A clemency letter should be written in a respectful tone and include any important irregularities from the trial or appeals, what state the appellant is a member of and any instances of abuse or other mitigating factors. A clemency letter is written to request a pardon of a convict's sentence, usually for those on death row.
Clemency procedures vary from state to state. In 15 states, the governor has full authority to grant clemency in 15 states, while the governor needs the recommendation from a clemency board in seven states. In the remaining states, clemency is granted solely through the clemency board.
The clemency process begins with a clemency letter written by the convicted person. One of the most important things to remember when writing a clemency letter is to never downplay the crime or its effects on those involved. The letter should acknowledge that clemency does not excuse the crime. The tone should not be belligerent or angry, but it should instead be contrite and respectful.

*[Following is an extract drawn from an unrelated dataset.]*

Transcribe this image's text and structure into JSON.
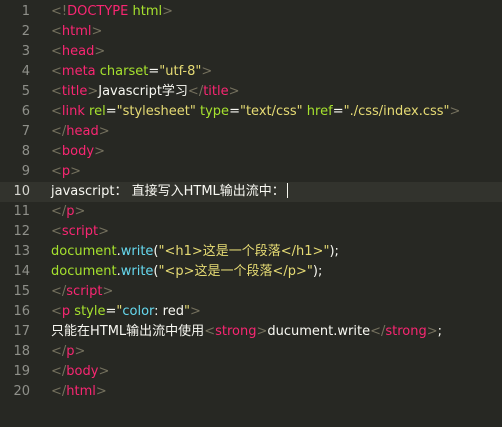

The information in the body of the letter should be factual and to the point. The convict should state reasons why he or she should be granted clemency. The convict should discuss what he or she has done with his life while incarcerated and how he or she has improved. The convict should also discuss what his or her plans are upon his release if the clemency is granted. The convict should close the letter respectfully requesting consideration for clemency.